As the previous reflection suggests, success in the job is all about give and take. So what did you give in 2018?

As you think about all the ways that you helped others, consider who they were. Did you only go out of your way for fellow executives, or were you equally supportive of junior members of the team? Was your help limited to those on your team or across the organisation? Similarly, were you only helpful in the office and less forthcoming with volunteering initiatives?

Depending on your circumstances, you may wish to consider spreading your support to a wider network. Alternatively, if you did not assist anyone, make it one of your 2019 goals.

The more you think about your connections, you may realize that you’ve lost touch with former co-workers, old friends or once-valued connections. Think about reconnecting with them.

4. What didn’t I accomplish?

We start each year with the intention of accomplishing certain goals or personal projects. If you accomplished all the goals in 2018, congratulations! (and we want to know your secret.)

Most people, however, achieve only some of their objectives. Acknowledging this fact is not admitting failure; it’s the first step to avoid repeating the same mistakes in future.

Now that the end of the year is drawing close, ask yourself the following questions:

  • What goals were abandoned or forgotten?
  • Which projects were not started or completed?
  • Which projects did you attempt but could not complete due to lack of time, resources, etc.?
  • If you missed an opportunity, why?

Take some time to think about what lessons these failed goals and uncompleted projects could teach you. Reviewing times when you did not perform to the best of your ability or completed sub-par work can help you assess where you might need help and guidance in future and how you can be more successful the next time around.

5. What excites me in 2019?
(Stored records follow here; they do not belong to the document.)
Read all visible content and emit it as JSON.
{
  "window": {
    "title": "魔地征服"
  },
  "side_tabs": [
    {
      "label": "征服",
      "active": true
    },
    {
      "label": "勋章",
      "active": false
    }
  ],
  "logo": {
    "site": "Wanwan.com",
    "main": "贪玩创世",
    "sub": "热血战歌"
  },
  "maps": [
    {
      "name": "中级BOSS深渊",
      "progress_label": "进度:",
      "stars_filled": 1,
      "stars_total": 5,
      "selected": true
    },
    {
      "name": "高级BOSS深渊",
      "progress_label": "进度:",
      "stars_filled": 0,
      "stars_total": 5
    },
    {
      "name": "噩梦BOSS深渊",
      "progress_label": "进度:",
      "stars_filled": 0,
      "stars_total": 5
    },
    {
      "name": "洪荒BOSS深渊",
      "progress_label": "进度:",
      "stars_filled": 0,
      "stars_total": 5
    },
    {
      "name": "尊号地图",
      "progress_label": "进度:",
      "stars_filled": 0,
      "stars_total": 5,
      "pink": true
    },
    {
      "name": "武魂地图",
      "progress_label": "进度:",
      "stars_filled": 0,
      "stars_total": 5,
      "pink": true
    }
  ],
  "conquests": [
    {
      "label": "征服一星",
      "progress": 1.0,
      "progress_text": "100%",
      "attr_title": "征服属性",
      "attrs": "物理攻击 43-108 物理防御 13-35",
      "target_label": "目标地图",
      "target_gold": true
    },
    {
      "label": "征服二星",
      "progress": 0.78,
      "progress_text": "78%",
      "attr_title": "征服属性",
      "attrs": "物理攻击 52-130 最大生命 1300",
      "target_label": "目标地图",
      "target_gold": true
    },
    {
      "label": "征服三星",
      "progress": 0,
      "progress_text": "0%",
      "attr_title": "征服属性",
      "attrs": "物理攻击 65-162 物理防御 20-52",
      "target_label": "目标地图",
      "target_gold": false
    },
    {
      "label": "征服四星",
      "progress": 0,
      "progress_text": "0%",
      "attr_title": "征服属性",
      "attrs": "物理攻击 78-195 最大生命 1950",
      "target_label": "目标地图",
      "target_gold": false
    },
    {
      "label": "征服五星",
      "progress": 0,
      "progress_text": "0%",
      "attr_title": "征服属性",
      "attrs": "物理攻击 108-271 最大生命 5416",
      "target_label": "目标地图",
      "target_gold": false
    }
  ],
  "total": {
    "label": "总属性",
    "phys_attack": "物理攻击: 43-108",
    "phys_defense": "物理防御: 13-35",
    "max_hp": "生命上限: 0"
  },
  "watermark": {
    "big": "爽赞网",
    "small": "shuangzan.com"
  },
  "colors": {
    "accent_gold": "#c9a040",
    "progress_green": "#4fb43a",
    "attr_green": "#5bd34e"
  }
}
What are you excited about in the coming year? Incorporate them somehow in your goals for 2019 and make sure that you plan for the necessary resources to accomplish them. On the other hand, if you really can’t think of anything that you’re looking forward to, it’s time to get creative. For example, you can:

  • Plan to take professional development courses and seminars that will increase your knowledge and help you discover new interests and passions
  • Read industry journals to learn about prominent professionals, research breakthroughs, and other areas that may spark your interest.
  • If you’re really unmotivated for 2019, ask yourself, is it time to move on to pastures new?

Conclusion

The ability to reflect on the past is a valuable skill, one that’s just as important as planning for the future. Looking back provides insight into your personal and professional development, allows you to think critically about good and bad experiences, and strengthens your understanding of both so that you can make more informed decisions in the future.

 


For more career advice tailored to senior managers and executives in the life science industry…

* Fraser Dove International is a specialist executive search firm operating exclusively in the Life Science industry. Passionate about people, we take pride in helping exceptional life science organisations source the talent they need to design, manufacture and distribute life-changing drugs, treatments and devices which transform and save patient lives.